Maybe it’s because Kenan Thompson caused quite a stir when he claimed there was an inadequate pool of black female comedians from which to cast talent. Or, maybe Lorne Michaels genuinely has been looking for a woman to fit the bill since Maya Rudolph’s 2007 departure from the Saturday Night Live
Also, let me just say that Beyonce did what I’m sure M.I.A. might’ve wanted to do, politically.
This new Beyoncé album is a high point in a really important year for black artistry. BEYONCÉ follows Solange’s album-essay that attempted to reclaim R&B for African-Americans, Janelle Monae’s afrofuturist hit, the entirety of Pharell’s prolific existence, and (I begrudgingly include) Kanye West’s attempt at becoming a deity. Her album is an exemplar of a moment when black creators are pushing their music forward through a variety of avenues, picking up where Frank Ocean and Kendrick Lamar left off last year.
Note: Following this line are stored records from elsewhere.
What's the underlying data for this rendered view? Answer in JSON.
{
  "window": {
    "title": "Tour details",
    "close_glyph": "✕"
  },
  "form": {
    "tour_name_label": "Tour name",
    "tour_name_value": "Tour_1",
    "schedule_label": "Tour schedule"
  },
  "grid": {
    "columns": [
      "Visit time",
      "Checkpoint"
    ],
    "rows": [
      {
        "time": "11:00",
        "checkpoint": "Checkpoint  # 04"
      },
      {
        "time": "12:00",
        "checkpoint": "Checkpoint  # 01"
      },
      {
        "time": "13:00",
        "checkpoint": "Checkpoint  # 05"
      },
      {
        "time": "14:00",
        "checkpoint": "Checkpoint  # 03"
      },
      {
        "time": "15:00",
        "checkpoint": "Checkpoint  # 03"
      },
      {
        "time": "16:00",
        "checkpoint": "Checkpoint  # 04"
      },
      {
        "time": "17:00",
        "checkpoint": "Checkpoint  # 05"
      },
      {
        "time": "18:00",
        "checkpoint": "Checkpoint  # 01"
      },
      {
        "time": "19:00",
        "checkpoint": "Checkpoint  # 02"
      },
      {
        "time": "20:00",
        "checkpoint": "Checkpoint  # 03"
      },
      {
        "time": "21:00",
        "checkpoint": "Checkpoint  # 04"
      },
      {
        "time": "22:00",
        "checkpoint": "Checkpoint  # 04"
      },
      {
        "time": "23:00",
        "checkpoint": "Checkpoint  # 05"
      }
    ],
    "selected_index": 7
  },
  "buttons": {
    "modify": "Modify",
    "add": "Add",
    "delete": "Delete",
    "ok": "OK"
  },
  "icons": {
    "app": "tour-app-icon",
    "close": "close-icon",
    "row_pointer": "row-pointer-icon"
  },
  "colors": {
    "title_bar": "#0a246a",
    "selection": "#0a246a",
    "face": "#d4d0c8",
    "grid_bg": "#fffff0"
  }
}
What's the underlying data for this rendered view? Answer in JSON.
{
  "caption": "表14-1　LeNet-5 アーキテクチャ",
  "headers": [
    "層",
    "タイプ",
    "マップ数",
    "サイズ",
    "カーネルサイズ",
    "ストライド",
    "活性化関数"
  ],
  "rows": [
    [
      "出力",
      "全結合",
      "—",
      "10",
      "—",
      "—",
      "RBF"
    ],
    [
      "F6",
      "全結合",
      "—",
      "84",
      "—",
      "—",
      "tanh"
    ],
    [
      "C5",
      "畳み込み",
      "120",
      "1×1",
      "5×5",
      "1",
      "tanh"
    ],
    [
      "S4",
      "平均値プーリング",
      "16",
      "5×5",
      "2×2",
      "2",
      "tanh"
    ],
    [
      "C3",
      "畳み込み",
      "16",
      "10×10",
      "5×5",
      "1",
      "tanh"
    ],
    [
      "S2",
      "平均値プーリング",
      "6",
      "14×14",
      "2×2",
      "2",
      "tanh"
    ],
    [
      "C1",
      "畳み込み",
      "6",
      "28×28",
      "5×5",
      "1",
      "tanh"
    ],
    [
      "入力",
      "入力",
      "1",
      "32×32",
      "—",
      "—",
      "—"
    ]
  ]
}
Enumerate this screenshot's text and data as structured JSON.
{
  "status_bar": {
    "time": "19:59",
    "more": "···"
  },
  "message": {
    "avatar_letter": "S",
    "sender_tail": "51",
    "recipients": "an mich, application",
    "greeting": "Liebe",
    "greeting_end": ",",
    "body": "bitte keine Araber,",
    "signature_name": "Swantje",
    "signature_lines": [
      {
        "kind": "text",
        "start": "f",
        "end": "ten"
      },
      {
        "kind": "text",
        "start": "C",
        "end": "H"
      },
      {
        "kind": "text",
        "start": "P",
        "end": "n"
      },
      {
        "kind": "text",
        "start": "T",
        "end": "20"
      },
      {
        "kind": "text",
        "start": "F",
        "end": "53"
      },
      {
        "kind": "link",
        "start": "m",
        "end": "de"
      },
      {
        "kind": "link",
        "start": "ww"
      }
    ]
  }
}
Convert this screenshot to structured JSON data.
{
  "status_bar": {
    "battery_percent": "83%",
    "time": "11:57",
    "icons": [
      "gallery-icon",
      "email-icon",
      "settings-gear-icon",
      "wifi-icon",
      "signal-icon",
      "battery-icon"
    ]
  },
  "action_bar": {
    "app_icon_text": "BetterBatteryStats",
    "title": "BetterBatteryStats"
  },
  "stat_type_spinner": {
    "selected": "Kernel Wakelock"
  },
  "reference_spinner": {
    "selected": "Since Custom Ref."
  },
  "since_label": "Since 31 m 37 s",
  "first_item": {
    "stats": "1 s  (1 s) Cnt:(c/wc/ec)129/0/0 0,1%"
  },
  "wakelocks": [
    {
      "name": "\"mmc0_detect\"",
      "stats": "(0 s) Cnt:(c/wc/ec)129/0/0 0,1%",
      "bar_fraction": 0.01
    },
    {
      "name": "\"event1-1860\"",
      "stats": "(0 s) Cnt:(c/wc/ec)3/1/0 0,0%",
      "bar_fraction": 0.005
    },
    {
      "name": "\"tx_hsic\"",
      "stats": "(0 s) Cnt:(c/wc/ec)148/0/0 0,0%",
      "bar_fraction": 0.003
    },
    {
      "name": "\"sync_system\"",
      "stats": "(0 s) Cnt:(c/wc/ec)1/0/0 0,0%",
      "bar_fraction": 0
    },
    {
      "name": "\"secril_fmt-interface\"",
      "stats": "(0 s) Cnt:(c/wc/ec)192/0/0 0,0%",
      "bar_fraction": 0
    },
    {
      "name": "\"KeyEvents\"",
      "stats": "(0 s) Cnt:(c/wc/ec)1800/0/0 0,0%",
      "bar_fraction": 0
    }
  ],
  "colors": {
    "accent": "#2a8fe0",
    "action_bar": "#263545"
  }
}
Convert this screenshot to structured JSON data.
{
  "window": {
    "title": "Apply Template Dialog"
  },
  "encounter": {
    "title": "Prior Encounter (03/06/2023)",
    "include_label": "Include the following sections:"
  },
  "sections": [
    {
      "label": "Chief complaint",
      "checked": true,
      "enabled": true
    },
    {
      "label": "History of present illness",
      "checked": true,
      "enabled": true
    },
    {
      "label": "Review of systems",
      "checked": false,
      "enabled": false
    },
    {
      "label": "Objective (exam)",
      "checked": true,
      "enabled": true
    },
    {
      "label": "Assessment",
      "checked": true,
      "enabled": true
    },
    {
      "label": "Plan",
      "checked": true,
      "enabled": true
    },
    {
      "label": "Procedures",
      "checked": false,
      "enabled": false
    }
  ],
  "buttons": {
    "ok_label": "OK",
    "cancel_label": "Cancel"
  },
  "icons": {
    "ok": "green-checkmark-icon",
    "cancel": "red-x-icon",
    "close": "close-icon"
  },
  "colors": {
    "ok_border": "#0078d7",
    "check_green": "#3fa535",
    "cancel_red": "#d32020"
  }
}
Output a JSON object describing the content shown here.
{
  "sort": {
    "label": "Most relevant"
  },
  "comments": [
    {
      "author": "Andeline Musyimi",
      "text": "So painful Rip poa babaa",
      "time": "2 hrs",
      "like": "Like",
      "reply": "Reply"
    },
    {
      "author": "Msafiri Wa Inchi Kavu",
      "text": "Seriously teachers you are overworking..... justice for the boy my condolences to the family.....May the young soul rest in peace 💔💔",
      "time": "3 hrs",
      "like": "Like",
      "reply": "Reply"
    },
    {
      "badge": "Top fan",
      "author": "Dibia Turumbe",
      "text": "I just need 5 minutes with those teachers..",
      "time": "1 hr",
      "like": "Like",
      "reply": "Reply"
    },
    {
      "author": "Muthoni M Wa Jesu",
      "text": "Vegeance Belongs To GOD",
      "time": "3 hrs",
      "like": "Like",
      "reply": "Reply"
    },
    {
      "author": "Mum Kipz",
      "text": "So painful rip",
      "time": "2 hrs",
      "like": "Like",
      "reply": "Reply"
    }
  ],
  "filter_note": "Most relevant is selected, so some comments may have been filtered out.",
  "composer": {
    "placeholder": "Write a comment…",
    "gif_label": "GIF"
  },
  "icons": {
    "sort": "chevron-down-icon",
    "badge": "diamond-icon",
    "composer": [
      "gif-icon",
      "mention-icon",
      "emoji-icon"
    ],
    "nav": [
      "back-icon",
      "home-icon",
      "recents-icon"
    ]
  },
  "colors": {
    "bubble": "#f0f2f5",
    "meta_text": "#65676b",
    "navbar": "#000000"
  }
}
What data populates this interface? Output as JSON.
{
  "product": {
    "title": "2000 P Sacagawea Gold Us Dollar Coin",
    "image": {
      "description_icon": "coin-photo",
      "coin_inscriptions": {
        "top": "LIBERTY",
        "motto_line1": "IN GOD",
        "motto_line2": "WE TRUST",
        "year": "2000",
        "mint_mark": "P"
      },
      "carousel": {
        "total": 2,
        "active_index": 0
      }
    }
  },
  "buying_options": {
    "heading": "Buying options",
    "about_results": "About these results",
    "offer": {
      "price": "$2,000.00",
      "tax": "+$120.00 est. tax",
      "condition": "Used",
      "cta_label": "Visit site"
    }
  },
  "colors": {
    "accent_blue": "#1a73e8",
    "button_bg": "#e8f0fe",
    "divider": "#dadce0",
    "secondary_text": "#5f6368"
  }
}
All of this music does important political work, and BEYONCÉ is no exception. Beyonce pairs incredible business savvy with personal narratives about sexuality and romance. And what she sings about is incredibly explicit, as well as arguably daring in a very tame musical environment. “Roar” could’ve been a Disney soundtrack single; Lady Gaga’s discussion of sex was tepid at best; and Lorde’s commercially survived due, in part, to the lacklustre achievements of the former two artists. Beyonce, in essence, went nuclear. The album’s content is audacious. But, in that audaciousness, we find a shrewdness; her explicit content maturely shocks, and in the right way. In true Beyonce fashion, the content is part of the marketing. She’s selling a product that goes further than any major pop work of the year. Rarely before has explicit content been manipulated in this way.
Jody Rosen. Clocked, read, buried.
Grindin’ up in that clu—
That song doesn’t necessarily have a banging hook or immediate catchiness. But it still slays. It’s an old school groove with modern-day perspectives. It’s power, sex, comedy, and maturity. She sounds so confident, unstoppable.
The power of Beyoncé.
(It was also partially Beyoncé’s fault, but let’s not discuss that.)
I’m really pleased about this album, its music, its politics, its aesthetics, its marketing, its complexity.
"Blow" annihilates "Body Party"
I feel bad for Ciara because this is just too good
It’s untouchable omg
halloween-in-january a réagi à votre billet “I love how Beyonce just played this. Think about the strategy, too:…”
Ha Erich! “This is the equivalent of Beyonce snatching someone’s wig. Except this time it’s less mean but equally violent.”
Hahaha it’s just such an accurate image
“Urban Renewal" Carolyn Murphy by Cass Bird for Vogue Korea November 2012